WHAT YOU WILL DO: Scan the records for the string "number"; copy each line where it occurs.

.....

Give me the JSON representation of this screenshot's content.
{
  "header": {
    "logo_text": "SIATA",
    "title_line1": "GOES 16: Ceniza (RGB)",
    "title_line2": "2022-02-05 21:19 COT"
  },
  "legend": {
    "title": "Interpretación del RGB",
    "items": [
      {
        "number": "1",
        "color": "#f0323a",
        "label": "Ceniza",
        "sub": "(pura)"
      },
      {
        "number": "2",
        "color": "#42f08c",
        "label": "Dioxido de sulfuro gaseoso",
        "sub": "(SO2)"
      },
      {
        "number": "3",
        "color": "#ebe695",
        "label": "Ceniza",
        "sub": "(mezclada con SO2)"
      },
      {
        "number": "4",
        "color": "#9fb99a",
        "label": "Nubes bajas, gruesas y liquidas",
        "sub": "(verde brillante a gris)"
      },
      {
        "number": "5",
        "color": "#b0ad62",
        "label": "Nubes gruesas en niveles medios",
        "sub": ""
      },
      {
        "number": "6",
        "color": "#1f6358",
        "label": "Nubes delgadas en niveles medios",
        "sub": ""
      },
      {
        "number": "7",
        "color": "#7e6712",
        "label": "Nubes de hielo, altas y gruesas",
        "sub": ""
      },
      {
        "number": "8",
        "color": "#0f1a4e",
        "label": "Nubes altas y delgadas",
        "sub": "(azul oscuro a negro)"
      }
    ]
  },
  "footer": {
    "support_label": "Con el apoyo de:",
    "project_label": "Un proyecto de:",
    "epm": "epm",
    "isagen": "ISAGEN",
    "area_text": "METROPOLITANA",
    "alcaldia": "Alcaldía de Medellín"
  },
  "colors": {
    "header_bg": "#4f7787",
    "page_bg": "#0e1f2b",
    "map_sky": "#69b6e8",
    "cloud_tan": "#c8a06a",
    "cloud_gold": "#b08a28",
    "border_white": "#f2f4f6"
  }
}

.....

OUTPUT BELOW:
        "number": "1",
        "number": "2",
        "number": "3",
        "number": "4",
        "number": "5",
        "number": "6",
        "number": "7",
        "number": "8",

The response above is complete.